How can we harness the potential of this relentless and disruptive change, harness the talents of people and the possibilities of technology? How can business, with all its power and resources, be a platform for change, and a force for good?
We need to find new codes to succeed. We need to find new ways to work, to recognise business as a system that be virtuous, where less can be more, and growth can go beyond the old limits. This demands that we make new connections:
- Profit + Purpose … to achieve more enlightened progress
- Technology + Humanity … to achieve more human ingenuity
- Innovation + Sustainability … to achieve more positive impact
We need to create a new framework for business, a better business – to reimagine why and redesign how we work, as well as reinvent what and refocus where we do business.
Imagine a future business that looks forwards not back, that rises up to shape the future on its own terms, making sense of change to find new possibilities, inspiring people with vision and optimism. Imagine a future that inspires progress, seeks new sources of growth, embraces networks and partners to go further, and enables people to achieve more.
Imagine too, a future business that creates new opportunity spaces, by connecting novel ideas and untapped needs, creatively responding to new customer agendas. Imagine a future business that disrupts the disruptors, where large companies have the vision and courage to reimagine themselves and compete as equals to fast and entrepreneurial start-ups.
Imagine a future business that embraces humanity, searches for better ideas, that fuse technology and people in more enlightened ways, to solve the big problems of society, and improve everyone’s lives. Imagine a future business that works collectively, self-organises to thrive without hierarchy, connects with partners in rich ecosystems, designs jobs around people, to do inspiring work.
Imagine also, a future business which is continually transforming, that thrives by learning better and faster, develops a rich portfolio of business ideas and innovations to sustain growth and progress. Imagine a future business that creates positive impact on the world, benefits all stakeholders with a circular model of value creation, that addresses negatives, and creates a net positive impact for society.
Creating a better business is an opportunity for every person who works inside or alongside it. It is not just a noble calling, to do something better for the world, but also a practical calling, a way to overcome the many limits of today, and attain future success for you and your business.You could call it the dawn of a new capitalism.
More from Peter Fisk linked to these sessions
- Next Agenda of best ideas and priorities for business
- Megatrends 2030 in a world accelerated by pandemic
- Business Futures Project by Peter Fisk
- 49 Codes to help you develop a better business future
- 250 innovative companies shaking up every market

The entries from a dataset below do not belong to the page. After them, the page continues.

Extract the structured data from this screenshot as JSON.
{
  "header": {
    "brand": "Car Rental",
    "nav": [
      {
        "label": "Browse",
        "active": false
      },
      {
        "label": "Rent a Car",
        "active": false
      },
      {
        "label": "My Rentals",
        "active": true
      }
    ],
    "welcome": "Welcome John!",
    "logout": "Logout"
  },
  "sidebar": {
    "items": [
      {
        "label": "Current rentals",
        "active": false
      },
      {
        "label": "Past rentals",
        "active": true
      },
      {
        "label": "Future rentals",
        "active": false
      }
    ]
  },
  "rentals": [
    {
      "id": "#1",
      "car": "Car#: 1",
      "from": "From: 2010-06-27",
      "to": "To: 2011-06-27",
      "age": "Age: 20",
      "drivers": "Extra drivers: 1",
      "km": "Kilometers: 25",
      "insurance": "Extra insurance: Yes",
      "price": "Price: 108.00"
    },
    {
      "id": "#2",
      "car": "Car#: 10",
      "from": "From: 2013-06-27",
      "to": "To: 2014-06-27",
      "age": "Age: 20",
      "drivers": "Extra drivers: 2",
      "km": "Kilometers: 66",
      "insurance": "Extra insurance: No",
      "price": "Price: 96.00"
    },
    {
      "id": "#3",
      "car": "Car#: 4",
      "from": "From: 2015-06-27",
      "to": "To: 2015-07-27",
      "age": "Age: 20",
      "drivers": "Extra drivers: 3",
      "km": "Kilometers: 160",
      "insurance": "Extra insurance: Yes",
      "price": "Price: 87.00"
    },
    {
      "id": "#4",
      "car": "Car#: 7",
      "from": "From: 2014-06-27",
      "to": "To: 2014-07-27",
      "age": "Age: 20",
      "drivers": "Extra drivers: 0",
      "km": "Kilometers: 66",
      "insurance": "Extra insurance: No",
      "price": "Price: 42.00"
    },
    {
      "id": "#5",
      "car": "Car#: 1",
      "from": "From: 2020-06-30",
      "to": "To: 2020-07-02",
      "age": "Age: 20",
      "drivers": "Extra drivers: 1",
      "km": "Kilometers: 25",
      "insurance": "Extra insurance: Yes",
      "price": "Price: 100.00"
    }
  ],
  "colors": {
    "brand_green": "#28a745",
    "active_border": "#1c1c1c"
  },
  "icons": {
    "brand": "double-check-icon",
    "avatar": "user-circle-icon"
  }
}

- 100 inspiring leaders with the courage to shape a better future
- Education that is innovative, issue-driven, action-driving
- Consulting that is collaborative, strategic and innovative
- Speaking that is inspiring, topical, engaging and actionable